At 884m high, Ben Arthur, familiarly known as The Cobbler, is only a Corbett but is a cracking hill. It is one of a group of hills known as the Arrochar Alps: The Cobbler, and the Munros Beinn Narnaim and Beinn Ime. I believe technically The Cobbler refers to the central peak and Ben Arthur is the name of the mountain as a whole but that distinction is now largely forgotten.
Forgotten too, is the name ‘Suy Arthire‘ which the 16th-century map maker, Timothy Pont, gave the hill. ‘Suy‘ or ‘Suidhe‘ is a generic Gaelic hill name like ‘Beinn‘ or ‘Ben‘. It means a seat or level shelf on a hill-side. ‘Arthire‘ is of course ‘Arthur’. The name of the legendary British King as a hill name is not unknown in Scotland. Arthur’s Seat in Edinburgh is the best-known example.
I had intended to climb The Cobbler but had to settle for just Beinn Narnaim. My mind thinks I’m twenty years younger than my legs tell me. This photo was taken on the descent of Beinn Narnaim. Saw the boulder and liked it, as Shrek said to Donkey “that is a nice boulder”.
I have climbed The Cobbler before so not too disappointed.
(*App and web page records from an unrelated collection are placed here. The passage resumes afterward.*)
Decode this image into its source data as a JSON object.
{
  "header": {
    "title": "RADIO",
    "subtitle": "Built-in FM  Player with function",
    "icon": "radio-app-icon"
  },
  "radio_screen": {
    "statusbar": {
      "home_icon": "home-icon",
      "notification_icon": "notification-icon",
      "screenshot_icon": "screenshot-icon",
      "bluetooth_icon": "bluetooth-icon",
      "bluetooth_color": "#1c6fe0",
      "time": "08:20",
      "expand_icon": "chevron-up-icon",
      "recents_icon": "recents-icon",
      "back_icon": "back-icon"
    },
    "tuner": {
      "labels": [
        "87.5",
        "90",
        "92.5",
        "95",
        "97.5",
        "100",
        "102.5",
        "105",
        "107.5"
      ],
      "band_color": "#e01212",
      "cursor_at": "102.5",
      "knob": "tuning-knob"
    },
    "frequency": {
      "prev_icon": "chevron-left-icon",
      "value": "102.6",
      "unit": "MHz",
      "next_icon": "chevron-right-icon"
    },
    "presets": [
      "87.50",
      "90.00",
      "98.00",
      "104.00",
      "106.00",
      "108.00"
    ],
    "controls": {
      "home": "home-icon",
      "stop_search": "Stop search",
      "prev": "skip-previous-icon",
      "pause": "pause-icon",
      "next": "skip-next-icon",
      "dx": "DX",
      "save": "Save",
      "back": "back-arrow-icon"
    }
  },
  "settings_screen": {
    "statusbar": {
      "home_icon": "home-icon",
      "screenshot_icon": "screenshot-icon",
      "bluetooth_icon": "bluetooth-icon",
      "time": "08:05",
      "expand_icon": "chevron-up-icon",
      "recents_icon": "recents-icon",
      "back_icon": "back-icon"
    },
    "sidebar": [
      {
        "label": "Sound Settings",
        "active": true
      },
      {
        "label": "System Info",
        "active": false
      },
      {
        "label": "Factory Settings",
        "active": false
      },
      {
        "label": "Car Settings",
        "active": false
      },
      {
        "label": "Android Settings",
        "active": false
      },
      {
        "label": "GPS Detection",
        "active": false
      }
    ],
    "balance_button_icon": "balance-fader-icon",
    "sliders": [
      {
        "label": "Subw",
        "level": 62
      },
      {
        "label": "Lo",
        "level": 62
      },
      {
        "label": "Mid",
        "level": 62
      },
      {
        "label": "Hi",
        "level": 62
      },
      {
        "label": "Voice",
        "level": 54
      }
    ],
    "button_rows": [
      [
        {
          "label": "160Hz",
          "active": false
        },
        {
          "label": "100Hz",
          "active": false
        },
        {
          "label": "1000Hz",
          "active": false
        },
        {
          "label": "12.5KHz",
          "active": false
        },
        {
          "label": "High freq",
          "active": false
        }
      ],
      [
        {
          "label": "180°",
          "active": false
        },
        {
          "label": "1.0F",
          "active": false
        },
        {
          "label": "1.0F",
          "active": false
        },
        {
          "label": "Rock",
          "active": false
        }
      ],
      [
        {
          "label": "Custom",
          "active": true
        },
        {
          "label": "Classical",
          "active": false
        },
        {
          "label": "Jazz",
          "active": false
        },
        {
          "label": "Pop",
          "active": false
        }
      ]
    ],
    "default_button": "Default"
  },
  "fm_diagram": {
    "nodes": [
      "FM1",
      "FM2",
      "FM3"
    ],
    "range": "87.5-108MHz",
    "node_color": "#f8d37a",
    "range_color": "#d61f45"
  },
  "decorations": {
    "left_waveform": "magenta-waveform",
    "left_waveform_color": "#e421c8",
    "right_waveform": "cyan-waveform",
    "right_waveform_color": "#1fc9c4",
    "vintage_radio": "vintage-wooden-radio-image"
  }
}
It was way back in ’88, the day after taking part in the Arrochar Alps Hill Race which took in Ben Vane as well as Beinn Ime and Beinn Narnaim. In 2007, the race was resurrected after a break of 15 years but obviously it hasn’t been held this year.
The Arrochar Alps has been likened to Yorkshire’s Three Peaks as a long hill challenge but there is another similarity: the crowds. The Cobbler has been said to be Scotland’s most popular hill and today there was a steady stream making the climb.